TASK GOAL
Gather all lines from the material that contain the word "value".
+--
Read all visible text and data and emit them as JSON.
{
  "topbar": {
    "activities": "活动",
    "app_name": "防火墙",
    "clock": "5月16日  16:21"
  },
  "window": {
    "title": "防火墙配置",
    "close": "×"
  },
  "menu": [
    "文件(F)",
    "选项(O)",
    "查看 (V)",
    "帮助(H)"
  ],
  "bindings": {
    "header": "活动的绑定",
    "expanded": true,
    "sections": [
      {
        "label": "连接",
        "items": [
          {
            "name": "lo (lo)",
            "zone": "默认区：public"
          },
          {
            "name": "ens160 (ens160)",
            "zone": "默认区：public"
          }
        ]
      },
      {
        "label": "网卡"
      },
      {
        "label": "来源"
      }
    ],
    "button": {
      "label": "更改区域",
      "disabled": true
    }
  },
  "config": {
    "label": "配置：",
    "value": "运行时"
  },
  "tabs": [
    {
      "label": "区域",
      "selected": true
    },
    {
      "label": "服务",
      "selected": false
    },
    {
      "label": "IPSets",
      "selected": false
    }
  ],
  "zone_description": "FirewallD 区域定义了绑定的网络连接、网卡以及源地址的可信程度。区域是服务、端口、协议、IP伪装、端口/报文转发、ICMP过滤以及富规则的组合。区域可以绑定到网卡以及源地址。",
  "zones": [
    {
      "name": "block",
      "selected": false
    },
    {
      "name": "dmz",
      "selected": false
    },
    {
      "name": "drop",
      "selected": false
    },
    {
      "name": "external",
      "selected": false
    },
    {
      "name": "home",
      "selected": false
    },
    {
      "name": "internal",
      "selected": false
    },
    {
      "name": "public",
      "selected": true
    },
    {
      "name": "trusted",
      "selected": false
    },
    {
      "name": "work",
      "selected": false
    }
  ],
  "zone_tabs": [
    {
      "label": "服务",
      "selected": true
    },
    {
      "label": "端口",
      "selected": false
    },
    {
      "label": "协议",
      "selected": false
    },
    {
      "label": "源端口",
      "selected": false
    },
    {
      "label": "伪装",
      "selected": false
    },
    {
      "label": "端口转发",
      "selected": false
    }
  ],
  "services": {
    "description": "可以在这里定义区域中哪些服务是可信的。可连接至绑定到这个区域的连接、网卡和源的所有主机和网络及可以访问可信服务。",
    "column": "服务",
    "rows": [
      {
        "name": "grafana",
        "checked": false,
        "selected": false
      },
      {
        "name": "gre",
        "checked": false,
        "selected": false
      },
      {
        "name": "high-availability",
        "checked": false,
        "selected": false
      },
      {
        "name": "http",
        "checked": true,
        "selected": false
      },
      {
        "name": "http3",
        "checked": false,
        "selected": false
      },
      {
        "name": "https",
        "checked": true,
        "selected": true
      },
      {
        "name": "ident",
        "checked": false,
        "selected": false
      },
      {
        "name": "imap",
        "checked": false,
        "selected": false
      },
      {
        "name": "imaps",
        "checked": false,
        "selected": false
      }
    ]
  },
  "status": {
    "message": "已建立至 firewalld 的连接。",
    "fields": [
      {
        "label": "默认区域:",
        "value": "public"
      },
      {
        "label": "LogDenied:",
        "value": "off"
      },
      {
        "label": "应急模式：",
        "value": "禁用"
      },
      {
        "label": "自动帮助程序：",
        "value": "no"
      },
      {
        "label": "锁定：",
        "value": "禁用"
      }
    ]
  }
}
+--
OUTPUT FOR THIS TASK
    "value": "运行时"
        "value": "public"
        "value": "off"
        "value": "禁用"
        "value": "no"
        "value": "禁用"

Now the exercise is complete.